The EUR/USD also bounced just under a cent reversing the earlier dip; Asian currencies and the AUD also posted gains on the increased appetite for risk.

Yesterday we witnessed a significant fall in the value of the euro through UK trading as the markets turned nervous ahead of the German vote tomorrow on aid to recapitalize Spanish banks.

Angela Merkel is talking tough and has stated that she will get “the majority she needs” and she better hope so.

If she fails to get a majority we can expect to see a sharp fallout in confidence; the market is already nervous and does not see a majority as a foregone conclusion.

Spanish banks need as much as €100 billion euros and with confidence in the Spanish banking system at very low levels a smooth process of recapitalization is a must.

Kaiser Angela Merkel sparks euro rally

European stocks have surged and the euro has climbed up above the 1.22 level that it breached overnight, as the German Chancellor Angela Merkel re-affirmed her tough stance on measures towards solving the region’s debt crisis.
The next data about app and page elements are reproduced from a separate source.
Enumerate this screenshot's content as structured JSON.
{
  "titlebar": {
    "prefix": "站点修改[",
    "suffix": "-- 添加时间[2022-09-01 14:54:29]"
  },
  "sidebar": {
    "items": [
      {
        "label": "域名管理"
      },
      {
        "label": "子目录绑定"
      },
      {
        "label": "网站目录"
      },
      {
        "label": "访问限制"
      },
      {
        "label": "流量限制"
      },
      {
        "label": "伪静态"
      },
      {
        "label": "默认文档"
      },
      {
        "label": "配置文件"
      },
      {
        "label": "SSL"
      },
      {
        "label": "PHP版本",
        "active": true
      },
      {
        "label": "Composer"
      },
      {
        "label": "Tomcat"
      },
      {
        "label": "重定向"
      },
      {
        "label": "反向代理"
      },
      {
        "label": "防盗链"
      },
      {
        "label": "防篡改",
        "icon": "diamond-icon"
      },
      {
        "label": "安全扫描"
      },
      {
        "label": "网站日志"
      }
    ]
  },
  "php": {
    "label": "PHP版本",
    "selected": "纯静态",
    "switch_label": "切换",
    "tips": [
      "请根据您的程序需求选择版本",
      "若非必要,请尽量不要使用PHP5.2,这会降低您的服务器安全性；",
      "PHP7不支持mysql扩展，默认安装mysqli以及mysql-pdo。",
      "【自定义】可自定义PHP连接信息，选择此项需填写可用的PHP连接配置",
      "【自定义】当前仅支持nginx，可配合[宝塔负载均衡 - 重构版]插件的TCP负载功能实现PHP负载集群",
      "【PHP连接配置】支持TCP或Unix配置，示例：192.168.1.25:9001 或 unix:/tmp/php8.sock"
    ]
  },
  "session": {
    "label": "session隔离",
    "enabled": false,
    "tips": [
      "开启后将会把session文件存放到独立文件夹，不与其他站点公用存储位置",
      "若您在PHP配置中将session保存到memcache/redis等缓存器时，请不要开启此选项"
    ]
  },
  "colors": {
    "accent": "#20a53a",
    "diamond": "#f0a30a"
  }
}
Kaiser Angela Merkel sparks euro rallyEurozone inflation data was released on Monday night, though the consistent reading as per last months figures failed to move the markets with volatility and trading being thin.

There is also talk circulating that we could see a deposit rate cut by the ECB from its current level of 0.75%

The majority of action came in the American session with very poor US retail sales data yesterday raising speculation once again that the Federal Reserve will need to step in with easing measures to support the economy.

This morning the market for EUR/USD has been quite steady as investors await Bernanke’s Congressional testimony later today.

A quiet, slightly risk-off session during Asian hours on Monday saw the Pound soften moderately, moving lower from opening levels but has rallied yesterday against most currencies following Merkel’s re-affirmation of Germany’s tough stance in resolving the European debt crisis.

A decrease in the house price index kept some downward pressure on Sterling; however Dollar weakness ultimately emerged as the driving theme later in the day.

The IMF has slashed the UK growth forecast for the economy at 0.2% for this year, sharply lower than the 0.8% forecast earlier in April.